Reproduce all of the data exactly as written.
[Data — start]
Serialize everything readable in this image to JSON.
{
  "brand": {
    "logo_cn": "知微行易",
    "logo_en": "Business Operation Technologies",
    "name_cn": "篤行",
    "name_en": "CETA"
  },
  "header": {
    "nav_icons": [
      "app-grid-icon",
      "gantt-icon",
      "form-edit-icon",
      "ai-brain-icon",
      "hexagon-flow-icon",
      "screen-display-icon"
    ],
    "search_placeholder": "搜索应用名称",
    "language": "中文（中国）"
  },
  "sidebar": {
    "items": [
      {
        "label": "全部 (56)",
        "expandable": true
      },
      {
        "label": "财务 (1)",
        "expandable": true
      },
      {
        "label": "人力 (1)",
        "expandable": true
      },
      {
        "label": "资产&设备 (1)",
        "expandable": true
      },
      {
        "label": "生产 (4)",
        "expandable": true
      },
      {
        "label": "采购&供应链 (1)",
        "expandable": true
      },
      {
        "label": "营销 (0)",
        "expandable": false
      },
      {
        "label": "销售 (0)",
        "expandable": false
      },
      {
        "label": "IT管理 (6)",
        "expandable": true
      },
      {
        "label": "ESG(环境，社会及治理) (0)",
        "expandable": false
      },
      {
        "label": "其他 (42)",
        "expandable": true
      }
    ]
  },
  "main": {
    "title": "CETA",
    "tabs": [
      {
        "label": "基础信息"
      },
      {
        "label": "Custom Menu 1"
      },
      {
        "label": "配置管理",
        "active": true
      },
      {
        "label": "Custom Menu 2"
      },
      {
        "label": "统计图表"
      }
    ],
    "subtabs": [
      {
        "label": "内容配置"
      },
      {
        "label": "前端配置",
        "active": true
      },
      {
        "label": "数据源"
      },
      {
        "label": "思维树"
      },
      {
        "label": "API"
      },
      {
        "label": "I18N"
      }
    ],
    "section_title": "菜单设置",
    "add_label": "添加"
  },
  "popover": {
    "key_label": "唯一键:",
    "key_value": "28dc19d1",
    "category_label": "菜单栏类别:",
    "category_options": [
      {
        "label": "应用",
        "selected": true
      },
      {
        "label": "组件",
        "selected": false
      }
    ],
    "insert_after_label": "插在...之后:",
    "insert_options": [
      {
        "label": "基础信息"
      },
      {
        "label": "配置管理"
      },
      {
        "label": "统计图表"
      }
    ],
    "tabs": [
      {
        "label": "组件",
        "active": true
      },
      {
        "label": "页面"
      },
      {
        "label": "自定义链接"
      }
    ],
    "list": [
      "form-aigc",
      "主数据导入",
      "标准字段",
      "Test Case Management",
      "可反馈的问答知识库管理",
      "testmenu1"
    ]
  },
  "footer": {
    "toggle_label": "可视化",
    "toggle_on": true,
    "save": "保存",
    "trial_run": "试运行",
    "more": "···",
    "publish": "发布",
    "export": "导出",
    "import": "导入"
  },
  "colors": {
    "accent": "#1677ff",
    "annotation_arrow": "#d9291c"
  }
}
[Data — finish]
Result for this exercise
Serialize everything readable in this image to JSON.
{
  "brand": {
    "logo_cn": "知微行易",
    "logo_en": "Business Operation Technologies",
    "name_cn": "篤行",
    "name_en": "CETA"
  },
  "header": {
    "nav_icons": [
      "app-grid-icon",
      "gantt-icon",
      "form-edit-icon",
      "ai-brain-icon",
      "hexagon-flow-icon",
      "screen-display-icon"
    ],
    "search_placeholder": "搜索应用名称",
    "language": "中文（中国）"
  },
  "sidebar": {
    "items": [
      {
        "label": "全部 (56)",
        "expandable": true
      },
      {
        "label": "财务 (1)",
        "expandable": true
      },
      {
        "label": "人力 (1)",
        "expandable": true
      },
      {
        "label": "资产&设备 (1)",
        "expandable": true
      },
      {
        "label": "生产 (4)",
        "expandable": true
      },
      {
        "label": "采购&供应链 (1)",
        "expandable": true
      },
      {
        "label": "营销 (0)",
        "expandable": false
      },
      {
        "label": "销售 (0)",
        "expandable": false
      },
      {
        "label": "IT管理 (6)",
        "expandable": true
      },
      {
        "label": "ESG(环境，社会及治理) (0)",
        "expandable": false
      },
      {
        "label": "其他 (42)",
        "expandable": true
      }
    ]
  },
  "main": {
    "title": "CETA",
    "tabs": [
      {
        "label": "基础信息"
      },
      {
        "label": "Custom Menu 1"
      },
      {
        "label": "配置管理",
        "active": true
      },
      {
        "label": "Custom Menu 2"
      },
      {
        "label": "统计图表"
      }
    ],
    "subtabs": [
      {
        "label": "内容配置"
      },
      {
        "label": "前端配置",
        "active": true
      },
      {
        "label": "数据源"
      },
      {
        "label": "思维树"
      },
      {
        "label": "API"
      },
      {
        "label": "I18N"
      }
    ],
    "section_title": "菜单设置",
    "add_label": "添加"
  },
  "popover": {
    "key_label": "唯一键:",
    "key_value": "28dc19d1",
    "category_label": "菜单栏类别:",
    "category_options": [
      {
        "label": "应用",
        "selected": true
      },
      {
        "label": "组件",
        "selected": false
      }
    ],
    "insert_after_label": "插在...之后:",
    "insert_options": [
      {
        "label": "基础信息"
      },
      {
        "label": "配置管理"
      },
      {
        "label": "统计图表"
      }
    ],
    "tabs": [
      {
        "label": "组件",
        "active": true
      },
      {
        "label": "页面"
      },
      {
        "label": "自定义链接"
      }
    ],
    "list": [
      "form-aigc",
      "主数据导入",
      "标准字段",
      "Test Case Management",
      "可反馈的问答知识库管理",
      "testmenu1"
    ]
  },
  "footer": {
    "toggle_label": "可视化",
    "toggle_on": true,
    "save": "保存",
    "trial_run": "试运行",
    "more": "···",
    "publish": "发布",
    "export": "导出",
    "import": "导入"
  },
  "colors": {
    "accent": "#1677ff",
    "annotation_arrow": "#d9291c"
  }
}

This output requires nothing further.